Contrasting Burgundian pinot noir with its cousin from California is akin to matching a billiards professional against a pool shark. The tools of the trade and the thought process is the same in both spheres is the same, but the way around the table is completely different.
That’s not a bad analogy. Making wine is making wine. Using a cue to punt an ivory ball is just that; calculate the angle, figure out where you want the shot to end, and execute. In the wine business, the goal is sales, pushed along by popularity and reputation, so winemaking cannot help but be influenced by those considerations.
This glass reflects much about where it’s made (Los Gatos) and the provenance of the fruit (Santa Lucia Highlands). Let’s think about this.

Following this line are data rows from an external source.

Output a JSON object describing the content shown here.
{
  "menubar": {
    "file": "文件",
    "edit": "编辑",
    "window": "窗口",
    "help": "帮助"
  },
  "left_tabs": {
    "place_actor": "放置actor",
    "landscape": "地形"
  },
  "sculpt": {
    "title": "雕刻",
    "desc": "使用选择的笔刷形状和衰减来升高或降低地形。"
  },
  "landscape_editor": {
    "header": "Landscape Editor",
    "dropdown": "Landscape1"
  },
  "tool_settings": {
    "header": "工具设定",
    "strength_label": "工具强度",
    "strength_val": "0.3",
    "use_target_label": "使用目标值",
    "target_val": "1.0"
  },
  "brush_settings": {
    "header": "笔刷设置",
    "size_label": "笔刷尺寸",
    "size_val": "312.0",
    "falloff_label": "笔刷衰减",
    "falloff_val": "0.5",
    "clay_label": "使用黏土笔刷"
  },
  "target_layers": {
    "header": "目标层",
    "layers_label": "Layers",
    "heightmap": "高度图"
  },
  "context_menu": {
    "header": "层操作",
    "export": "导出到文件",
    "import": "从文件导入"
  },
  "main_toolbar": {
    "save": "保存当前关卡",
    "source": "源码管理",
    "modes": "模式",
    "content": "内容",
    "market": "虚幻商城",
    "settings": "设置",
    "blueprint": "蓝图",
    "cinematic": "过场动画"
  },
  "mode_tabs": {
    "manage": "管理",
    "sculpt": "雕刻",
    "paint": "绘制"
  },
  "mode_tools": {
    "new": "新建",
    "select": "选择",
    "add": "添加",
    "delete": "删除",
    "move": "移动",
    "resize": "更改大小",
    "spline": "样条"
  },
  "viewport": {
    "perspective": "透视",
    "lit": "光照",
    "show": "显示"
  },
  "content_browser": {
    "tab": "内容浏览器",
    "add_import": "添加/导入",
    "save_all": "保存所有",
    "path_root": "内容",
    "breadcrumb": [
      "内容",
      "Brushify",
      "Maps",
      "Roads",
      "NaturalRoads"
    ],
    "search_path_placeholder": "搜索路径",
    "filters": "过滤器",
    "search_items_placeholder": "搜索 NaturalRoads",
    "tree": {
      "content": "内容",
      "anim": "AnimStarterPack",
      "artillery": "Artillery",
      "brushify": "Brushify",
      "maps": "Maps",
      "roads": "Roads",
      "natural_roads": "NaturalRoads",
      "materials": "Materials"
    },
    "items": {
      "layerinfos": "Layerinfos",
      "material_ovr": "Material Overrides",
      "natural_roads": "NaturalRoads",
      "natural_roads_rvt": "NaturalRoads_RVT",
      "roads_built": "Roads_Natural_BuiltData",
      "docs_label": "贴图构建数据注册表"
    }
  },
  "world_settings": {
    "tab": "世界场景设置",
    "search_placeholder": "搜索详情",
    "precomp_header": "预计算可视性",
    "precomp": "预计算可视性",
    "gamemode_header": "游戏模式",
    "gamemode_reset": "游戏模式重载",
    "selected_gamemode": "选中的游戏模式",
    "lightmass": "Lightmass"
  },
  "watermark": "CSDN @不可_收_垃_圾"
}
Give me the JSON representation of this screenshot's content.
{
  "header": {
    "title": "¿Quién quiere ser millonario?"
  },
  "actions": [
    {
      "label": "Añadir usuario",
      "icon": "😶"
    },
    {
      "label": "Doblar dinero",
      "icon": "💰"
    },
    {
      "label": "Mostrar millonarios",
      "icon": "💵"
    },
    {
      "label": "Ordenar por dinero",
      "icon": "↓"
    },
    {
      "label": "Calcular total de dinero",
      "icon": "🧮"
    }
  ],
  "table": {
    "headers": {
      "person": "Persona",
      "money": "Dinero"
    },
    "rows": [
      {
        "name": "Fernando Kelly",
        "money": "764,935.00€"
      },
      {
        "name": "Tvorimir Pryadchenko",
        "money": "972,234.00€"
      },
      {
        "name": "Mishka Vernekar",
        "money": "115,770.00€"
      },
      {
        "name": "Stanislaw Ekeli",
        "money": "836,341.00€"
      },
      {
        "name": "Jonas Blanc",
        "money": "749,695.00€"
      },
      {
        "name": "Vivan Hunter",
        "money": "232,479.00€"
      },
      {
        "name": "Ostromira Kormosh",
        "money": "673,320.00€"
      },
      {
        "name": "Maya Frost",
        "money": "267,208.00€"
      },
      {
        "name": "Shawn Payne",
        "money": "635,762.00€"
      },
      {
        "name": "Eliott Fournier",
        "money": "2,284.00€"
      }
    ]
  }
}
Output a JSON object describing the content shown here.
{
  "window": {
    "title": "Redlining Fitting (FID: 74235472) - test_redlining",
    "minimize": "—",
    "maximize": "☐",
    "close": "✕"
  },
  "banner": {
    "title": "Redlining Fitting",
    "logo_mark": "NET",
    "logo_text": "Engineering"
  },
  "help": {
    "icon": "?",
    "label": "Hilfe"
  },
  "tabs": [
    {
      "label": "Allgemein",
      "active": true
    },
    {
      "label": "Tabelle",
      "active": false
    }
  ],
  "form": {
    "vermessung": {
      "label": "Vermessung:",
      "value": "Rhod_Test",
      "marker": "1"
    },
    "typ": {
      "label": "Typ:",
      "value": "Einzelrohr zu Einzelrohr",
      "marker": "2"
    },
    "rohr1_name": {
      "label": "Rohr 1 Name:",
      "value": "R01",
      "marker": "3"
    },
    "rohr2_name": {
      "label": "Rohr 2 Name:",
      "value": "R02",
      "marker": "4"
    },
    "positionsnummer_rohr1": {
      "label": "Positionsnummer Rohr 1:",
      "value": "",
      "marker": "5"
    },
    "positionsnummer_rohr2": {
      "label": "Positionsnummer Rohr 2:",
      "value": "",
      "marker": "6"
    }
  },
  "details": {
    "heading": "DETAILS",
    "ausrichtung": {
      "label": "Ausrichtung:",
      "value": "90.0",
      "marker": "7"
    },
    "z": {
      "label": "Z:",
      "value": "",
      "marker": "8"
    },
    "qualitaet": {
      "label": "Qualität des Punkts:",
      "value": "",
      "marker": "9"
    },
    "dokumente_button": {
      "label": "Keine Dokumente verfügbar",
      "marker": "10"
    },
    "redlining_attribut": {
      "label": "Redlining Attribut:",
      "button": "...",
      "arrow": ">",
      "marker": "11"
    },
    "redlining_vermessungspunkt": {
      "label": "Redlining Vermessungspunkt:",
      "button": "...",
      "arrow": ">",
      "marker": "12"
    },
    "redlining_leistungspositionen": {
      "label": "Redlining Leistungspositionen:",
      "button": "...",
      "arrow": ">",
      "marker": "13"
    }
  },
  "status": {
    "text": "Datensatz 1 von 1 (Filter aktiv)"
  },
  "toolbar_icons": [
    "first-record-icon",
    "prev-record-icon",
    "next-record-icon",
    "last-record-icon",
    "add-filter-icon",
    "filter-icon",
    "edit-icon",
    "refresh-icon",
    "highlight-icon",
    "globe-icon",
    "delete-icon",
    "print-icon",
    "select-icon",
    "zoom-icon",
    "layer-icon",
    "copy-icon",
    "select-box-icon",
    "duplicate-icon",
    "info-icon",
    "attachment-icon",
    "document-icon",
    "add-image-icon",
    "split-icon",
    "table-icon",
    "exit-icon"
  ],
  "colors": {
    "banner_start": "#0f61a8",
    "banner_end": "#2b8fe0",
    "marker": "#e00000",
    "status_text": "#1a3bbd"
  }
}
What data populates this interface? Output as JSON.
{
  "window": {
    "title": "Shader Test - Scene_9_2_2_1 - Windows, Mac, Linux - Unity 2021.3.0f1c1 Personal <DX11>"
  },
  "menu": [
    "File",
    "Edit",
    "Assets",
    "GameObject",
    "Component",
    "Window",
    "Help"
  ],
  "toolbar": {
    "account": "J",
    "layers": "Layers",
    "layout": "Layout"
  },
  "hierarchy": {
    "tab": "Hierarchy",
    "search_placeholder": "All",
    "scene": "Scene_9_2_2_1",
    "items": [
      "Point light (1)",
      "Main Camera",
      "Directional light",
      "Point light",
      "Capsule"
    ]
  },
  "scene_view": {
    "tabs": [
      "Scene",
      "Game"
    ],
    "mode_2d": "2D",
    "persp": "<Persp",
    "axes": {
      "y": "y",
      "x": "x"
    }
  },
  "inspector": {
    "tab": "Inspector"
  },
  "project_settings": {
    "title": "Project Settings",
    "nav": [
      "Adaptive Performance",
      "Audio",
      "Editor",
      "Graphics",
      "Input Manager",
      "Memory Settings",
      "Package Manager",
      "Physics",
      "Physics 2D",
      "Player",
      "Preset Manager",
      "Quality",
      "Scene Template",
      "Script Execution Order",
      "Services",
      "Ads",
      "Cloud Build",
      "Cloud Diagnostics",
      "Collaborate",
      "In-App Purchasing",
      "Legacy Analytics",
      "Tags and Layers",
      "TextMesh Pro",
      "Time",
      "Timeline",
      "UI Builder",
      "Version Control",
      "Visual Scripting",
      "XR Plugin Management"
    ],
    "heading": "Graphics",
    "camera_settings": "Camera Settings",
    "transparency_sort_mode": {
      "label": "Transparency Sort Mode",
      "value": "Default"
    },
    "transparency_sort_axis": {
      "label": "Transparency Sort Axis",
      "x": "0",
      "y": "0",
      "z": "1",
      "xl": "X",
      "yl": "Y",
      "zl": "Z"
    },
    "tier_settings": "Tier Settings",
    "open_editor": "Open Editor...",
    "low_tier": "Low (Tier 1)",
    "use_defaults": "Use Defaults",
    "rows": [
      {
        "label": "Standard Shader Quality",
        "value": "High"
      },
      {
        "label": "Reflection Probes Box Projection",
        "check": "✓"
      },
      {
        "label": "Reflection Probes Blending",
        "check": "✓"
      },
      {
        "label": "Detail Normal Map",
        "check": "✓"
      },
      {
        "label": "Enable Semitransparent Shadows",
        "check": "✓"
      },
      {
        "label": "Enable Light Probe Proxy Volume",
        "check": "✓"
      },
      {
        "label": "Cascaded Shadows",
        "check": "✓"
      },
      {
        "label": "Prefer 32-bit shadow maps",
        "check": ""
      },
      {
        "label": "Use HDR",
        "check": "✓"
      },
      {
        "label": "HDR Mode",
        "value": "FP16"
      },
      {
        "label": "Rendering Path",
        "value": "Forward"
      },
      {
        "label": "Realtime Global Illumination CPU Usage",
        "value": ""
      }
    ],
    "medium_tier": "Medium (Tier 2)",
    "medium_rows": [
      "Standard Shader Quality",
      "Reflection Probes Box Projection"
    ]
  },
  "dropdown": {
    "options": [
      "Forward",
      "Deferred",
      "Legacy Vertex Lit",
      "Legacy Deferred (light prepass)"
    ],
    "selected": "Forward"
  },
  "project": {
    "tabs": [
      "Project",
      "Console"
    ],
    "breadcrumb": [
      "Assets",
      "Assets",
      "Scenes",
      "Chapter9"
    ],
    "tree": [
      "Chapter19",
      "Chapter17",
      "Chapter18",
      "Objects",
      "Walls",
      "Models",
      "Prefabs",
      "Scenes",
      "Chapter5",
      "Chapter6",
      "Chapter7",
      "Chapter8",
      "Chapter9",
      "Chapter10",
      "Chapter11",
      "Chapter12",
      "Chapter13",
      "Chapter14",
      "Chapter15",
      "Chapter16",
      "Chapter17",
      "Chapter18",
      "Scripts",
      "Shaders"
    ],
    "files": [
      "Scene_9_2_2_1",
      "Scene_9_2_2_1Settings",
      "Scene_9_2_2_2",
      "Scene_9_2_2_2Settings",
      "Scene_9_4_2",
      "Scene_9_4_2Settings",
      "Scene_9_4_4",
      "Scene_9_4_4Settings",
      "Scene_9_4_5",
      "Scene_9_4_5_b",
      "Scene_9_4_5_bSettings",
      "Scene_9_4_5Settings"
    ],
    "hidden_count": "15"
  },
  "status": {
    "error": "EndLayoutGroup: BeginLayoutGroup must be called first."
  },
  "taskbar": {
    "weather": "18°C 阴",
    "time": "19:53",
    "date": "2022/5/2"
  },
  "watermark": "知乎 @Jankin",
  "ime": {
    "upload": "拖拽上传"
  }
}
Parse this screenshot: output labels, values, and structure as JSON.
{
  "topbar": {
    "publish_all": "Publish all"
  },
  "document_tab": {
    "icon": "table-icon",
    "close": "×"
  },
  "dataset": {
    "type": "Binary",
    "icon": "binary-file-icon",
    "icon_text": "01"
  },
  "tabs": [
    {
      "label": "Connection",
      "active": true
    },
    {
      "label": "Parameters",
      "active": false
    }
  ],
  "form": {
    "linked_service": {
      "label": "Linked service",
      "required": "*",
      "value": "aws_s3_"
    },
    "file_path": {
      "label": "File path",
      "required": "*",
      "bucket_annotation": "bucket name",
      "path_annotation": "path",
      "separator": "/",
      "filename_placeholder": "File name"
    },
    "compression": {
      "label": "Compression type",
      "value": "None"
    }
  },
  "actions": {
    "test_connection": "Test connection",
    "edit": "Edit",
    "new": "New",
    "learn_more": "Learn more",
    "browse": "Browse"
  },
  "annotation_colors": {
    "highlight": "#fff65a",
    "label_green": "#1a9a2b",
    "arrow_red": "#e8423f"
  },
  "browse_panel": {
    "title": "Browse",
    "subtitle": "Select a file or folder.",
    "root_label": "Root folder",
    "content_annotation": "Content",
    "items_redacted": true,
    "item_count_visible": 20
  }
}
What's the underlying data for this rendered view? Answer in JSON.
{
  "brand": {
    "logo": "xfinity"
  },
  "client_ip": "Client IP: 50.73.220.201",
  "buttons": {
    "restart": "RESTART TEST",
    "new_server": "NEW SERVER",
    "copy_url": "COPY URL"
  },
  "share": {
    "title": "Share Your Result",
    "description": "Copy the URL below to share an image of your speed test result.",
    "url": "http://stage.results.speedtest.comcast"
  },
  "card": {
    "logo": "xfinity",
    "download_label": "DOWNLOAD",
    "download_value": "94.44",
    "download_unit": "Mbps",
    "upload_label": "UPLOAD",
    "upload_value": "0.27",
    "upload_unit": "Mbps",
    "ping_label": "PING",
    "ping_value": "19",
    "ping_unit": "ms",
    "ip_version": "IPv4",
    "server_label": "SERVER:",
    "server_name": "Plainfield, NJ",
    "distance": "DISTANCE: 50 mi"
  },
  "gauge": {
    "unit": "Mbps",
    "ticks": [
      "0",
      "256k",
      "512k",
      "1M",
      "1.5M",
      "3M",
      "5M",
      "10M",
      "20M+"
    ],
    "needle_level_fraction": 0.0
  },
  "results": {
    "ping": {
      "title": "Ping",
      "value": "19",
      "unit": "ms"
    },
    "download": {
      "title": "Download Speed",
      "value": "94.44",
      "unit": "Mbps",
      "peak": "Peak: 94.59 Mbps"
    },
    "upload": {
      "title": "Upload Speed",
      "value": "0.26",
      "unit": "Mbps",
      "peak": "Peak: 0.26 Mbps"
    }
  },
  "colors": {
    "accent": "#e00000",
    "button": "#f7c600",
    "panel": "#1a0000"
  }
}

The closest market is Silicon Valley. Who lives there? Right: Rich people used to achievement. Powerful people.
Which might explain the rich, powerful nature of this glass. Straight up, the nose is enticing, enveloping and altogether involving. There’s no doubt about the grape type, nor what the winemaking sought what to achieve. In the mouth, it’s a plain delight in the fruity, loud, indulgent way of Californian wine.
“Dark red color. Dense aromas of orange zest, cherry, strawberry, nutmeg, vanilla bean, along with notes of boysenberry, anise and pomegranate catch your attention right away. This pleasure-filled aroma profile only gets better and enjoyable on the palate. With zesty acidity and full tannins, this Pinot Noir over-delivers, especially on the fresh, bright, and hedonistic finish. Enjoy now through 2025.” ~Director of Winemaking, Bill Brosseau
Yep, pretty right, from the chief pool shark’s mouth. Put up your money and enjoy the game.